WORK TO BE COMPLETED
Each entry must appear in the answer exactly as it does here.

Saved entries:
⁂

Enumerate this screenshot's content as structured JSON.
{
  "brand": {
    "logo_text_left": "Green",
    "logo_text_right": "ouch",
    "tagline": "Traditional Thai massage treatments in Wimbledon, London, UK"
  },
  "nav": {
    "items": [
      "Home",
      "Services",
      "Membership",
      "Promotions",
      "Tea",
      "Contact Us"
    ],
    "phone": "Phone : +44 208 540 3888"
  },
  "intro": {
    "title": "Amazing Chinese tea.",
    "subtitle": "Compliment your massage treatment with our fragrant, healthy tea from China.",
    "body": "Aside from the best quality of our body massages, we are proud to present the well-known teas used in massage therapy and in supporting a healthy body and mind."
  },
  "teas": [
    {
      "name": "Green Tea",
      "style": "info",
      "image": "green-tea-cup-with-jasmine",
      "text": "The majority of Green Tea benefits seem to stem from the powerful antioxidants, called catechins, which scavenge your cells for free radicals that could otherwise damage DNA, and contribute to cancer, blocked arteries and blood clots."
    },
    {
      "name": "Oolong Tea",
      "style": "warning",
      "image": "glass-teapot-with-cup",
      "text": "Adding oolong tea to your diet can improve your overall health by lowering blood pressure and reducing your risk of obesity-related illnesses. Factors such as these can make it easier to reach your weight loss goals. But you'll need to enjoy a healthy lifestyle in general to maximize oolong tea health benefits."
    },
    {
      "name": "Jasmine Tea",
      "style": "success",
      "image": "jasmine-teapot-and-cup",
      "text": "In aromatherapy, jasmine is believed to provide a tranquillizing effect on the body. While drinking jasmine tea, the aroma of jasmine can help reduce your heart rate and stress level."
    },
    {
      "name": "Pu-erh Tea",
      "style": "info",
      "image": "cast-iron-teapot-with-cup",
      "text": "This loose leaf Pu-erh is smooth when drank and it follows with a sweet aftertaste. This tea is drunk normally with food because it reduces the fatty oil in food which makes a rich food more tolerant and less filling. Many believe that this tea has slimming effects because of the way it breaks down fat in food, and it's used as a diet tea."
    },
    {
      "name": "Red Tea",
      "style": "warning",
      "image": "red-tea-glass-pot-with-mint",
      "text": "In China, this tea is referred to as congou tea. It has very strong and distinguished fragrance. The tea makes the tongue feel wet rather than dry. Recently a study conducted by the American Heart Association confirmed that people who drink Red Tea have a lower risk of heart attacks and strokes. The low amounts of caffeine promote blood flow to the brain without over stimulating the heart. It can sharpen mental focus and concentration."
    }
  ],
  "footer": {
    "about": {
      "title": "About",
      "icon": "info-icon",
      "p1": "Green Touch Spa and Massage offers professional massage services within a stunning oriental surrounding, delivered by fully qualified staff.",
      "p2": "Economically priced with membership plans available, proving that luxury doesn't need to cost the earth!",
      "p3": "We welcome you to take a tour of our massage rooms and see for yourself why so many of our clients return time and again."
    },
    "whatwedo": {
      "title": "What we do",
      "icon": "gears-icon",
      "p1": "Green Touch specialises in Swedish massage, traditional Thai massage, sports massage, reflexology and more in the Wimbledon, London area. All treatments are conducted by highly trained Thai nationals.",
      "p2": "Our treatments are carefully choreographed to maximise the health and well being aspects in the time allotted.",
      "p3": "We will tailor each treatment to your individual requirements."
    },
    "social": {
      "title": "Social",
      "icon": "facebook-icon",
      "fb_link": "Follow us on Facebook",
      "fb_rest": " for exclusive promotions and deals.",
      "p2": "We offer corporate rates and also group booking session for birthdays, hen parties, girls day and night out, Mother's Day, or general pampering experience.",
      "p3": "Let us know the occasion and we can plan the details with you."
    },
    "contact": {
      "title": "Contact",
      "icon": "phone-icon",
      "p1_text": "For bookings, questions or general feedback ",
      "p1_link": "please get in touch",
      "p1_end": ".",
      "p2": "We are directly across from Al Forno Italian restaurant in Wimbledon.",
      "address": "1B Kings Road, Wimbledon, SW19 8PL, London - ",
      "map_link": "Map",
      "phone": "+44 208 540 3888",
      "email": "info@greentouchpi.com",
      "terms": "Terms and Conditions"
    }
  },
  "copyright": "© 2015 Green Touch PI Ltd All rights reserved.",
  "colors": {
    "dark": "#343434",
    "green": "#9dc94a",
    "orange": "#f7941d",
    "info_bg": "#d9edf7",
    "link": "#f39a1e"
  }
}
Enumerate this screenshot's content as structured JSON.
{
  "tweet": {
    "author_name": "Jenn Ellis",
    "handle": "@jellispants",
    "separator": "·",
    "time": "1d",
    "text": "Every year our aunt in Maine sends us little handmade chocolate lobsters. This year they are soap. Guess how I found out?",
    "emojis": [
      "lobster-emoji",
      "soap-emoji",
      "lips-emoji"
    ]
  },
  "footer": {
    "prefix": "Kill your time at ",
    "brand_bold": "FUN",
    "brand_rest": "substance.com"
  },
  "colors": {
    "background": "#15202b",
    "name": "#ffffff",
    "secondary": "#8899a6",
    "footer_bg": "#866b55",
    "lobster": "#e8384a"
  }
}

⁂

RESULT FOR THIS EXERCISE
Enumerate this screenshot's content as structured JSON.
{
  "brand": {
    "logo_text_left": "Green",
    "logo_text_right": "ouch",
    "tagline": "Traditional Thai massage treatments in Wimbledon, London, UK"
  },
  "nav": {
    "items": [
      "Home",
      "Services",
      "Membership",
      "Promotions",
      "Tea",
      "Contact Us"
    ],
    "phone": "Phone : +44 208 540 3888"
  },
  "intro": {
    "title": "Amazing Chinese tea.",
    "subtitle": "Compliment your massage treatment with our fragrant, healthy tea from China.",
    "body": "Aside from the best quality of our body massages, we are proud to present the well-known teas used in massage therapy and in supporting a healthy body and mind."
  },
  "teas": [
    {
      "name": "Green Tea",
      "style": "info",
      "image": "green-tea-cup-with-jasmine",
      "text": "The majority of Green Tea benefits seem to stem from the powerful antioxidants, called catechins, which scavenge your cells for free radicals that could otherwise damage DNA, and contribute to cancer, blocked arteries and blood clots."
    },
    {
      "name": "Oolong Tea",
      "style": "warning",
      "image": "glass-teapot-with-cup",
      "text": "Adding oolong tea to your diet can improve your overall health by lowering blood pressure and reducing your risk of obesity-related illnesses. Factors such as these can make it easier to reach your weight loss goals. But you'll need to enjoy a healthy lifestyle in general to maximize oolong tea health benefits."
    },
    {
      "name": "Jasmine Tea",
      "style": "success",
      "image": "jasmine-teapot-and-cup",
      "text": "In aromatherapy, jasmine is believed to provide a tranquillizing effect on the body. While drinking jasmine tea, the aroma of jasmine can help reduce your heart rate and stress level."
    },
    {
      "name": "Pu-erh Tea",
      "style": "info",
      "image": "cast-iron-teapot-with-cup",
      "text": "This loose leaf Pu-erh is smooth when drank and it follows with a sweet aftertaste. This tea is drunk normally with food because it reduces the fatty oil in food which makes a rich food more tolerant and less filling. Many believe that this tea has slimming effects because of the way it breaks down fat in food, and it's used as a diet tea."
    },
    {
      "name": "Red Tea",
      "style": "warning",
      "image": "red-tea-glass-pot-with-mint",
      "text": "In China, this tea is referred to as congou tea. It has very strong and distinguished fragrance. The tea makes the tongue feel wet rather than dry. Recently a study conducted by the American Heart Association confirmed that people who drink Red Tea have a lower risk of heart attacks and strokes. The low amounts of caffeine promote blood flow to the brain without over stimulating the heart. It can sharpen mental focus and concentration."
    }
  ],
  "footer": {
    "about": {
      "title": "About",
      "icon": "info-icon",
      "p1": "Green Touch Spa and Massage offers professional massage services within a stunning oriental surrounding, delivered by fully qualified staff.",
      "p2": "Economically priced with membership plans available, proving that luxury doesn't need to cost the earth!",
      "p3": "We welcome you to take a tour of our massage rooms and see for yourself why so many of our clients return time and again."
    },
    "whatwedo": {
      "title": "What we do",
      "icon": "gears-icon",
      "p1": "Green Touch specialises in Swedish massage, traditional Thai massage, sports massage, reflexology and more in the Wimbledon, London area. All treatments are conducted by highly trained Thai nationals.",
      "p2": "Our treatments are carefully choreographed to maximise the health and well being aspects in the time allotted.",
      "p3": "We will tailor each treatment to your individual requirements."
    },
    "social": {
      "title": "Social",
      "icon": "facebook-icon",
      "fb_link": "Follow us on Facebook",
      "fb_rest": " for exclusive promotions and deals.",
      "p2": "We offer corporate rates and also group booking session for birthdays, hen parties, girls day and night out, Mother's Day, or general pampering experience.",
      "p3": "Let us know the occasion and we can plan the details with you."
    },
    "contact": {
      "title": "Contact",
      "icon": "phone-icon",
      "p1_text": "For bookings, questions or general feedback ",
      "p1_link": "please get in touch",
      "p1_end": ".",
      "p2": "We are directly across from Al Forno Italian restaurant in Wimbledon.",
      "address": "1B Kings Road, Wimbledon, SW19 8PL, London - ",
      "map_link": "Map",
      "phone": "+44 208 540 3888",
      "email": "info@greentouchpi.com",
      "terms": "Terms and Conditions"
    }
  },
  "copyright": "© 2015 Green Touch PI Ltd All rights reserved.",
  "colors": {
    "dark": "#343434",
    "green": "#9dc94a",
    "orange": "#f7941d",
    "info_bg": "#d9edf7",
    "link": "#f39a1e"
  }
}
Enumerate this screenshot's content as structured JSON.
{
  "tweet": {
    "author_name": "Jenn Ellis",
    "handle": "@jellispants",
    "separator": "·",
    "time": "1d",
    "text": "Every year our aunt in Maine sends us little handmade chocolate lobsters. This year they are soap. Guess how I found out?",
    "emojis": [
      "lobster-emoji",
      "soap-emoji",
      "lips-emoji"
    ]
  },
  "footer": {
    "prefix": "Kill your time at ",
    "brand_bold": "FUN",
    "brand_rest": "substance.com"
  },
  "colors": {
    "background": "#15202b",
    "name": "#ffffff",
    "secondary": "#8899a6",
    "footer_bg": "#866b55",
    "lobster": "#e8384a"
  }
}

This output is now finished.